Joanie gave us a ride to the airport early Saturday and dropped us off at the East Terminal, for our Southwest Airlines flight. It has been a long time since I last flew Southwest. Southwest has an unusual open seating policy that favors people who check in early. The first ones to check in are the first ones that are allowed to board. Needless to say Anne and I were two of the last three people that boarded the aircraft. Now I remember why I haven’t flown Southwest for a while. When I booked the flights, the plan was to bring our camping equipment with us. On Southwest checked bags still fly for free, but since we went ahead and booked cabins for the week, we didn’t bother to bring any camping equipment.
We connected through Phoenix. When we were getting off the first airplane, all the passengers were asked to close their window shades and open up their overhead air vents, to keep the aircraft cooler. The expected high was 109 ° F. I wonder if that qualified as a 3% Hot Day. That’s a day that is hotter than 97% of all the days at all the airports in the world. That is a question that will have to wait until my return to work to answer. We had a three hour layover that stretched into four, but at least the airport had free wifi, which is a rarity among our nation’s airports.
When we landed in Salt Lake City it was in the high nineties, but it was a dry heat, at least that’s what we kept telling ourselves. I talked Anne into letting me rent an SUV. I figure with its higher center of gravity, it would make it a little easier for the buffalo to tip over the vehicle. We quickly drove from the airport to downtown Salt Lake City, but once we arrived downtown we couldn’t find the hotel. We ended up circling around the downtown, occasionally attracting the attention of the Salt Lake City PD, but they eventually got too dizzy or bored and turned away. We finally found the hotel, but at least by driving around town we got the lay of the land.
After checking-in and crashing for a bit we headed out on foot for the Salt Lake City Temple of the Latter Day Saints. It was still hot, but it was a dry heat remember. In truth we would have never ventured out in temperatures like this in Saint Louis. On the way to temple we stopped off at the Beehive Pub for a snack and a beer. We sat at the bar which had a unique feature, a strip of block ice inlaid into the bar. You just set your glass on it to keep your beer cold.
We walked through the temple’s grounds, taking pictures and eventually we were approached by two nice young women with nametags on. One of them was from the Ukraine, the other from Japan, they were both missionaries. We made small-talk and then when they hit us we their pitch we neatly sidestepped it and then beat feet off the temple’s grounds. On the way out of there we bumped into a family, mom, dad and a daughter. The daughter was wearing a Michigan State t-shirt. Anne mentioned that she had gone to MSU. The Dad said that he was the Dean of Computer Science at MSU. I told him I had graduated in Computer Science in 1977. He mentioned two professors, Forsyth and Jain that I remembered and who were still teaching there. It is a small world. We ended up at Squatter’s Pub Brewery for dinner and then back to the hotel for the night.

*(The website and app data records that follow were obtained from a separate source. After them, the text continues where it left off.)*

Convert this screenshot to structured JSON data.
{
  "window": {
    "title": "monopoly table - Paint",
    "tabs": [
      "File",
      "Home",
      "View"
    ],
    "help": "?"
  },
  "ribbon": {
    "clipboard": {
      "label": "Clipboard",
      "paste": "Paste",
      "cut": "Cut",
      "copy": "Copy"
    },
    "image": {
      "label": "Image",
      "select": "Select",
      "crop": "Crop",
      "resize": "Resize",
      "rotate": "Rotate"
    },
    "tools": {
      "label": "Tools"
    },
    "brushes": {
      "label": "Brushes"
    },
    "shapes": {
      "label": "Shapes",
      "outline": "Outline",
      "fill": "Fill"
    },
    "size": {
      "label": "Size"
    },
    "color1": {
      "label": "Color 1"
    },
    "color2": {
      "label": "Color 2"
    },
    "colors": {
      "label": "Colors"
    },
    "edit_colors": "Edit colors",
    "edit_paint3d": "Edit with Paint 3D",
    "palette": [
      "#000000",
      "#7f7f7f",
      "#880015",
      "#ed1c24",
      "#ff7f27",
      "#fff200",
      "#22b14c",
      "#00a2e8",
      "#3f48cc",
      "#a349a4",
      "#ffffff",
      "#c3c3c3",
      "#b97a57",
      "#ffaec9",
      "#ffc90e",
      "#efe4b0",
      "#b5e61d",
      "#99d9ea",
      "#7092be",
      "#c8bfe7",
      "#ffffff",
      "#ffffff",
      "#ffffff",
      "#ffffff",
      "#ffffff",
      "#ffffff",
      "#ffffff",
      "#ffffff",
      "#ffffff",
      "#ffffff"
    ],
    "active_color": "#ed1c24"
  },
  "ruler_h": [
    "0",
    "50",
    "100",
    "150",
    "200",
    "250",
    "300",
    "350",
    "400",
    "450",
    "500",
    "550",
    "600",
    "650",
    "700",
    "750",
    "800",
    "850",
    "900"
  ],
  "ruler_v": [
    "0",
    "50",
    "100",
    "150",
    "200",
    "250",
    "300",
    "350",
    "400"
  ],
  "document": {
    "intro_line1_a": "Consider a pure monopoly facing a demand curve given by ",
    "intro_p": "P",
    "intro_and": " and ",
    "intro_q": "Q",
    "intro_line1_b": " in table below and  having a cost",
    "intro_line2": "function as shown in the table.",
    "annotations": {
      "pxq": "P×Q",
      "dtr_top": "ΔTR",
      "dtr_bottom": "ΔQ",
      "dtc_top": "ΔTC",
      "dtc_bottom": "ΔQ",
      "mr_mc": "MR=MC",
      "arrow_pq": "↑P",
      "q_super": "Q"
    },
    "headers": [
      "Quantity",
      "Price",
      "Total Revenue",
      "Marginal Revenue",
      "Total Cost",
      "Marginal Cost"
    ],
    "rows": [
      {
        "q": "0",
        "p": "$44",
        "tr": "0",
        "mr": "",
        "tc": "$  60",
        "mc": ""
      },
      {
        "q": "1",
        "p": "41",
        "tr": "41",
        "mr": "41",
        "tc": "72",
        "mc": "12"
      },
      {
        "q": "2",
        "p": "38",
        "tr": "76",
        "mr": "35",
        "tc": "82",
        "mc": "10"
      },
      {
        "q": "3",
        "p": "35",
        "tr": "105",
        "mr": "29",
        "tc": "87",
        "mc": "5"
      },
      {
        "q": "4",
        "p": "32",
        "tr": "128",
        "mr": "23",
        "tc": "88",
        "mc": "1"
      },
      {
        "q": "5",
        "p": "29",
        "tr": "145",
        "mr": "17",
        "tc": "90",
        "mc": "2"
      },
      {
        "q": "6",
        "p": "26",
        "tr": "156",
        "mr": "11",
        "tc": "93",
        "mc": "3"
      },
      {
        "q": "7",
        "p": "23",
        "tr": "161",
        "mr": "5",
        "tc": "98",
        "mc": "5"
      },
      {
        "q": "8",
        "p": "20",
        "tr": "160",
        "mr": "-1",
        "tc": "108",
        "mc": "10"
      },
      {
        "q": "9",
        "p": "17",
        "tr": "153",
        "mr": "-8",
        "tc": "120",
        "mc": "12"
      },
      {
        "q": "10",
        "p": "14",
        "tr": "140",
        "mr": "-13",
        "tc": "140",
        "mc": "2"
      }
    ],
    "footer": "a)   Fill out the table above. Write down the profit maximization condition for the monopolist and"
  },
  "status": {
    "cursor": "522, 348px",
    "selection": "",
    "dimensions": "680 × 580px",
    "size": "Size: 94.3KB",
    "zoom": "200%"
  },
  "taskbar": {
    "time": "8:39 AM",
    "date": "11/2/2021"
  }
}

Salt Lake City = Beer Joints.
Interesting choice to get the true flavor of a place.
And I started a packing list. Anything special we should think about bringing?
[Not camping gear.]
Jay, We bought peanut butter, jam, bread, salami, grapes, apples and carrots yesterday. Some of it should survive. Since you are not going through security, please bring a picnic knife. Sunscreen, hat, insect repellent are already on your list I’m sure. Regarding groceries, I’ll get back to you Wednesday evening, when we’ve seen what West Yellowstone has to offer. My guess is that it would be cheaper for you to buy it in Seattle or Boise than in W. Y. and we could pay you out half.